What they earn: Pilots are among the highest paid professionals in the aviation industry. In the Netherlands, their salaries average €110,676 (£96,595) per year.

How to become one: To become an airline pilot, you must undergo a minimum of two years’ flight training. The best-known training provider in the country is the KLM Flight Academy (in Dutch only).

1. Medical specialists

What they do: Medical specialists are doctors who have completed advanced education and clinical training in a specific area of medicine. They include anaesthesiologists, cardiologists, gynaecologists, neurologists, paediatricians and psychiatrists.

What they earn: Medical specialists in the Netherlands make the most money in the country, earning an average €126,131 (£110,112) a year.
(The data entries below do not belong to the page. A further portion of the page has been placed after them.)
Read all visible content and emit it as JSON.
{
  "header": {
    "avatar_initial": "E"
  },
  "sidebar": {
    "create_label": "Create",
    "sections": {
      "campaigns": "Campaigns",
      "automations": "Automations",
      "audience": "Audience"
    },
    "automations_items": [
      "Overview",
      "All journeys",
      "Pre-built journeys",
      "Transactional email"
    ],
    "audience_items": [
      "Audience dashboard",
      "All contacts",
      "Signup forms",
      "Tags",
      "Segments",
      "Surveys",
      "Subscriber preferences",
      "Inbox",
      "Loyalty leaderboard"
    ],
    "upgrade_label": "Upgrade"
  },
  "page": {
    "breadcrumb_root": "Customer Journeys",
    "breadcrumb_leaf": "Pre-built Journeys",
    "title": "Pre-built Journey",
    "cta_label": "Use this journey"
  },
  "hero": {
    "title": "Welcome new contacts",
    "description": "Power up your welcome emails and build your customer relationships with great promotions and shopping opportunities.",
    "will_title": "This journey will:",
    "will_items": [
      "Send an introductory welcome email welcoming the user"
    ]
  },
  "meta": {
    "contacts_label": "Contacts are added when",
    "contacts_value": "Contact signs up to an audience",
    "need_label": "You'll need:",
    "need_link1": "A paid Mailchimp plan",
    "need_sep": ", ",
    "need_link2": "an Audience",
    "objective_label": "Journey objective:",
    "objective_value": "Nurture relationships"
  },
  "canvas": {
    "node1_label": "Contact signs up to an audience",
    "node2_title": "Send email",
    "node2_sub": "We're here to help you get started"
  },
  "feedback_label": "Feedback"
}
They’re the only professionals on this list to earn over the 100k mark – having said that, however, the other salaries aren’t too shabby, either.

How to become one: You’ll need to complete a medical degree (which typically lasts six years), which is followed by working in a training institution such as a hospital. You’ll then undergo a specialist training programme which can take anywhere between four and six years to complete, and finally register with the Registratiecommissie Geneeskundig Specialisten (RGS).

If you want to pursue a career abroad but you’re not sure the Netherlands is the right place for you, make sure you check out our list of the highest paying jobs in the world.

Meanwhile, if you’ve got anything you’d like to add, simply join the conversation down below and tell us what’s on your mind!


Salary information is based on data compiled and published by (in Dutch only). Hourly wages were multiplied by 2,080 (the number of hours worked in 52 workweeks for 40 hours) to calculate annual salaries. Euro – Pound sterling conversions are based on rates provided by on 7 June 2017.

This article was originally published in February 2015.